Michael Shaara’s wonderful The Killer AngelsThe male protagonist in The Burning Land serves in the semi-legendary 20th Maine Infantry Regiment, commanded by Joshua Lawrence Chamberlain, which played a key role in the Gettysburg battle and in Shaara’s novel.  The story in The Burning Land is quite different from Shaara’s. It’s more anchored in family and Maine, and follows the protagonists into the postwar tumults, but Shaara’s book will get readers into the era.

Have you faced any challenges when writing about the Civil War as a topic that still has strong divides within contemporary society?

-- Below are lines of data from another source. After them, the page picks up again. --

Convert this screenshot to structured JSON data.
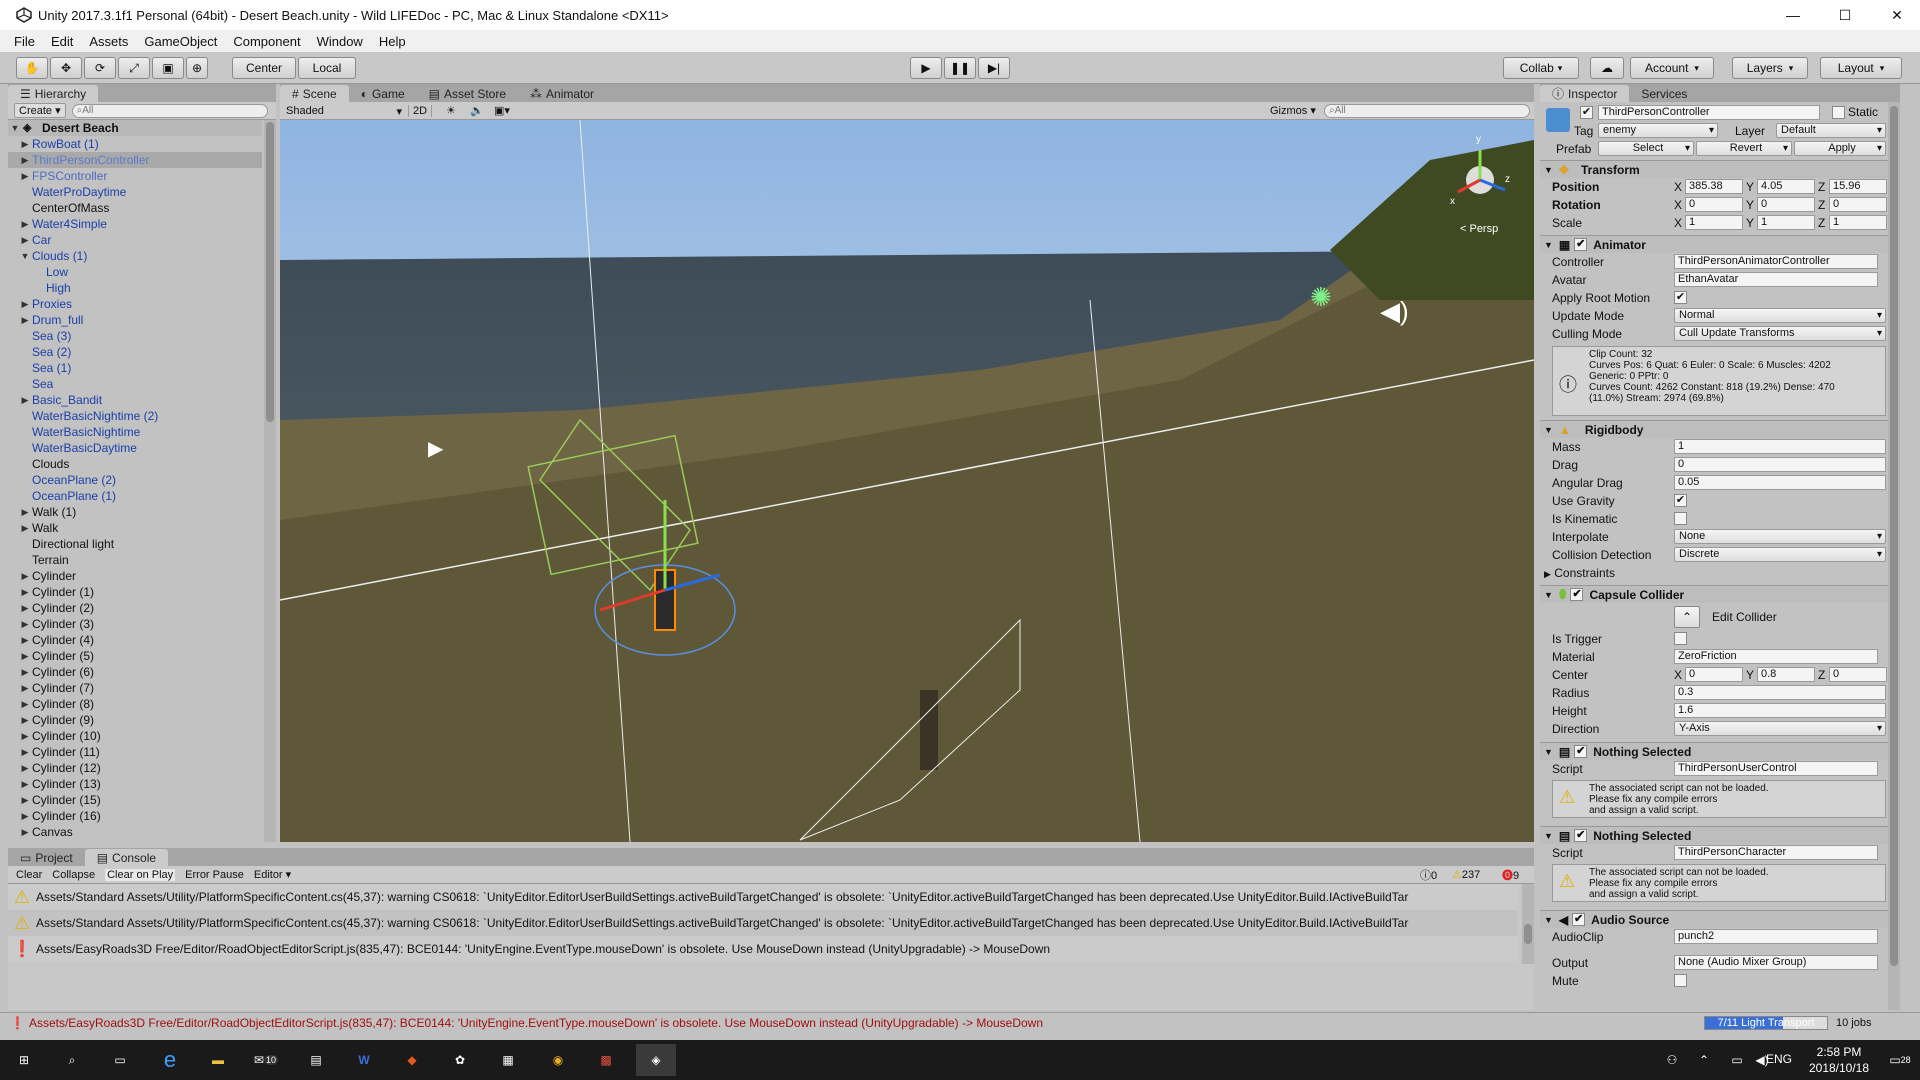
{
  "window": {
    "title": "Unity 2017.3.1f1 Personal (64bit) - Desert Beach.unity - Wild LIFEDoc - PC, Mac & Linux Standalone <DX11>",
    "minimize": "—",
    "maximize": "☐",
    "close": "✕"
  },
  "menu": [
    "File",
    "Edit",
    "Assets",
    "GameObject",
    "Component",
    "Window",
    "Help"
  ],
  "toolbar": {
    "center": "Center",
    "local": "Local",
    "collab": "Collab",
    "account": "Account",
    "layers": "Layers",
    "layout": "Layout"
  },
  "hierarchy": {
    "tab": "Hierarchy",
    "create": "Create",
    "search_placeholder": "All",
    "scene": "Desert Beach",
    "items": [
      {
        "label": "RowBoat (1)",
        "indent": 1,
        "arrow": "right",
        "color": "prefab"
      },
      {
        "label": "ThirdPersonController",
        "indent": 1,
        "arrow": "right",
        "color": "selected"
      },
      {
        "label": "FPSController",
        "indent": 1,
        "arrow": "right",
        "color": "prefab-dim"
      },
      {
        "label": "WaterProDaytime",
        "indent": 1,
        "arrow": "",
        "color": "prefab"
      },
      {
        "label": "CenterOfMass",
        "indent": 1,
        "arrow": "",
        "color": "plain"
      },
      {
        "label": "Water4Simple",
        "indent": 1,
        "arrow": "right",
        "color": "prefab"
      },
      {
        "label": "Car",
        "indent": 1,
        "arrow": "right",
        "color": "prefab"
      },
      {
        "label": "Clouds (1)",
        "indent": 1,
        "arrow": "down",
        "color": "prefab"
      },
      {
        "label": "Low",
        "indent": 2,
        "arrow": "",
        "color": "prefab"
      },
      {
        "label": "High",
        "indent": 2,
        "arrow": "",
        "color": "prefab"
      },
      {
        "label": "Proxies",
        "indent": 1,
        "arrow": "right",
        "color": "prefab"
      },
      {
        "label": "Drum_full",
        "indent": 1,
        "arrow": "right",
        "color": "prefab"
      },
      {
        "label": "Sea (3)",
        "indent": 1,
        "arrow": "",
        "color": "prefab"
      },
      {
        "label": "Sea (2)",
        "indent": 1,
        "arrow": "",
        "color": "prefab"
      },
      {
        "label": "Sea (1)",
        "indent": 1,
        "arrow": "",
        "color": "prefab"
      },
      {
        "label": "Sea",
        "indent": 1,
        "arrow": "",
        "color": "prefab"
      },
      {
        "label": "Basic_Bandit",
        "indent": 1,
        "arrow": "right",
        "color": "prefab"
      },
      {
        "label": "WaterBasicNightime (2)",
        "indent": 1,
        "arrow": "",
        "color": "prefab"
      },
      {
        "label": "WaterBasicNightime",
        "indent": 1,
        "arrow": "",
        "color": "prefab"
      },
      {
        "label": "WaterBasicDaytime",
        "indent": 1,
        "arrow": "",
        "color": "prefab"
      },
      {
        "label": "Clouds",
        "indent": 1,
        "arrow": "",
        "color": "plain"
      },
      {
        "label": "OceanPlane (2)",
        "indent": 1,
        "arrow": "",
        "color": "prefab"
      },
      {
        "label": "OceanPlane (1)",
        "indent": 1,
        "arrow": "",
        "color": "prefab"
      },
      {
        "label": "Walk (1)",
        "indent": 1,
        "arrow": "right",
        "color": "plain"
      },
      {
        "label": "Walk",
        "indent": 1,
        "arrow": "right",
        "color": "plain"
      },
      {
        "label": "Directional light",
        "indent": 1,
        "arrow": "",
        "color": "plain"
      },
      {
        "label": "Terrain",
        "indent": 1,
        "arrow": "",
        "color": "plain"
      },
      {
        "label": "Cylinder",
        "indent": 1,
        "arrow": "right",
        "color": "plain"
      },
      {
        "label": "Cylinder (1)",
        "indent": 1,
        "arrow": "right",
        "color": "plain"
      },
      {
        "label": "Cylinder (2)",
        "indent": 1,
        "arrow": "right",
        "color": "plain"
      },
      {
        "label": "Cylinder (3)",
        "indent": 1,
        "arrow": "right",
        "color": "plain"
      },
      {
        "label": "Cylinder (4)",
        "indent": 1,
        "arrow": "right",
        "color": "plain"
      },
      {
        "label": "Cylinder (5)",
        "indent": 1,
        "arrow": "right",
        "color": "plain"
      },
      {
        "label": "Cylinder (6)",
        "indent": 1,
        "arrow": "right",
        "color": "plain"
      },
      {
        "label": "Cylinder (7)",
        "indent": 1,
        "arrow": "right",
        "color": "plain"
      },
      {
        "label": "Cylinder (8)",
        "indent": 1,
        "arrow": "right",
        "color": "plain"
      },
      {
        "label": "Cylinder (9)",
        "indent": 1,
        "arrow": "right",
        "color": "plain"
      },
      {
        "label": "Cylinder (10)",
        "indent": 1,
        "arrow": "right",
        "color": "plain"
      },
      {
        "label": "Cylinder (11)",
        "indent": 1,
        "arrow": "right",
        "color": "plain"
      },
      {
        "label": "Cylinder (12)",
        "indent": 1,
        "arrow": "right",
        "color": "plain"
      },
      {
        "label": "Cylinder (13)",
        "indent": 1,
        "arrow": "right",
        "color": "plain"
      },
      {
        "label": "Cylinder (15)",
        "indent": 1,
        "arrow": "right",
        "color": "plain"
      },
      {
        "label": "Cylinder (16)",
        "indent": 1,
        "arrow": "right",
        "color": "plain"
      },
      {
        "label": "Canvas",
        "indent": 1,
        "arrow": "right",
        "color": "plain"
      }
    ]
  },
  "scene": {
    "tabs": [
      "Scene",
      "Game",
      "Asset Store",
      "Animator"
    ],
    "shading": "Shaded",
    "mode2d": "2D",
    "gizmos": "Gizmos",
    "search_placeholder": "All",
    "persp": "< Persp"
  },
  "console": {
    "tabs": [
      "Project",
      "Console"
    ],
    "buttons": [
      "Clear",
      "Collapse",
      "Clear on Play",
      "Error Pause",
      "Editor"
    ],
    "counts": {
      "info": "0",
      "warn": "237",
      "error": "9"
    },
    "rows": [
      {
        "type": "warning",
        "text": "Assets/Standard Assets/Utility/PlatformSpecificContent.cs(45,37): warning CS0618: `UnityEditor.EditorUserBuildSettings.activeBuildTargetChanged' is obsolete: `UnityEditor.activeBuildTargetChanged has been deprecated.Use UnityEditor.Build.IActiveBuildTar"
      },
      {
        "type": "warning",
        "text": "Assets/Standard Assets/Utility/PlatformSpecificContent.cs(45,37): warning CS0618: `UnityEditor.EditorUserBuildSettings.activeBuildTargetChanged' is obsolete: `UnityEditor.activeBuildTargetChanged has been deprecated.Use UnityEditor.Build.IActiveBuildTar"
      },
      {
        "type": "error",
        "text": "Assets/EasyRoads3D Free/Editor/RoadObjectEditorScript.js(835,47): BCE0144: 'UnityEngine.EventType.mouseDown' is obsolete. Use MouseDown instead (UnityUpgradable) -> MouseDown"
      }
    ]
  },
  "statusbar": {
    "text": "Assets/EasyRoads3D Free/Editor/RoadObjectEditorScript.js(835,47): BCE0144: 'UnityEngine.EventType.mouseDown' is obsolete. Use MouseDown instead (UnityUpgradable) -> MouseDown",
    "progress": "7/11 Light Transport",
    "jobs": "10 jobs",
    "progress_fraction": 0.64
  },
  "inspector": {
    "tabs": [
      "Inspector",
      "Services"
    ],
    "object_name": "ThirdPersonController",
    "static": "Static",
    "tag_label": "Tag",
    "tag": "enemy",
    "layer_label": "Layer",
    "layer": "Default",
    "prefab_label": "Prefab",
    "prefab_buttons": [
      "Select",
      "Revert",
      "Apply"
    ],
    "transform": {
      "title": "Transform",
      "position_label": "Position",
      "rotation_label": "Rotation",
      "scale_label": "Scale",
      "position": [
        "385.38",
        "4.05",
        "15.96"
      ],
      "rotation": [
        "0",
        "0",
        "0"
      ],
      "scale": [
        "1",
        "1",
        "1"
      ]
    },
    "animator": {
      "title": "Animator",
      "controller_label": "Controller",
      "controller": "ThirdPersonAnimatorController",
      "avatar_label": "Avatar",
      "avatar": "EthanAvatar",
      "root_motion_label": "Apply Root Motion",
      "update_label": "Update Mode",
      "update": "Normal",
      "culling_label": "Culling Mode",
      "culling": "Cull Update Transforms",
      "info": [
        "Clip Count: 32",
        "Curves Pos: 6 Quat: 6 Euler: 0 Scale: 6 Muscles: 4202",
        "Generic: 0 PPtr: 0",
        "Curves Count: 4262 Constant: 818 (19.2%) Dense: 470",
        "(11.0%) Stream: 2974 (69.8%)"
      ]
    },
    "rigidbody": {
      "title": "Rigidbody",
      "mass_label": "Mass",
      "mass": "1",
      "drag_label": "Drag",
      "drag": "0",
      "angular_label": "Angular Drag",
      "angular": "0.05",
      "gravity_label": "Use Gravity",
      "kinematic_label": "Is Kinematic",
      "interpolate_label": "Interpolate",
      "interpolate": "None",
      "collision_label": "Collision Detection",
      "collision": "Discrete",
      "constraints_label": "Constraints"
    },
    "capsule": {
      "title": "Capsule Collider",
      "edit": "Edit Collider",
      "trigger_label": "Is Trigger",
      "material_label": "Material",
      "material": "ZeroFriction",
      "center_label": "Center",
      "center": [
        "0",
        "0.8",
        "0"
      ],
      "radius_label": "Radius",
      "radius": "0.3",
      "height_label": "Height",
      "height": "1.6",
      "direction_label": "Direction",
      "direction": "Y-Axis"
    },
    "script1": {
      "title": "Nothing Selected",
      "script_label": "Script",
      "script": "ThirdPersonUserControl",
      "warn": [
        "The associated script can not be loaded.",
        "Please fix any compile errors",
        "and assign a valid script."
      ]
    },
    "script2": {
      "title": "Nothing Selected",
      "script_label": "Script",
      "script": "ThirdPersonCharacter",
      "warn": [
        "The associated script can not be loaded.",
        "Please fix any compile errors",
        "and assign a valid script."
      ]
    },
    "audio": {
      "title": "Audio Source",
      "clip_label": "AudioClip",
      "clip": "punch2",
      "output_label": "Output",
      "output": "None (Audio Mixer Group)",
      "mute_label": "Mute"
    }
  },
  "taskbar": {
    "time": "2:58 PM",
    "date": "2018/10/18",
    "lang": "ENG",
    "mail_badge": "10",
    "notif": "28"
  }
}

It’s been an interesting ride for Civil War history writers, one that makes the era more interesting and vibrant.  Americans have been staging reenactments of Civil War battles for many years.  Thirty years ago, they couldn’t find enough people to portray Union soldiers; the southern myth of the Lost Cause was still that powerful.  We have had an important corrective in more recent years, facing the facts that the Confederates were defending the indefensible (slavery) and many of their leaders were literally traitors who betrayed oaths of loyalty to the Union.  I don’t know how many generations it takes for a nation to recover from a bitter, years-long civil war, but we are not there yet.

Is there a historical figure from the American Revolution or the Civil War that you admire and why?

You can’t do better than George Washington, who is the subject of my most recent nonfiction work, George Washington: The Political Rise of America’s Founding FatherLots of brickbats have been thrown at Washington in recent decades – he wasn’t a tactical genius as a soldier, and his personal life was enmeshed with slaveholding.  But I have encountered no other figure in history who had such a talent for inspiring the trust of others by establishing his own decency and integrity. He did come to understand that slavery was a crime that tarnished him and all who were part of it.  He tried to undermine it in ways he thought feasible, but seem tentative and ineffective now; he was no hero on the subject, but also was not a monster.

What can readers expect from your upcoming novel The Burning Land?

It follows a young couple, Henry Overstreet and Katie Nash, through the turmoil of America in the 1860s, so it plunges the reader into the war and then the westward settlement after the war. But it also is – if I may borrow from Ford Maddox Ford – the saddest story I know, about people whose lives are turned upside down by their times.

David O. Stewart is a historian and author of The New Land. You can listen to a conversation with David and the Editor discussing George Washington on the Aspects of History Podcast.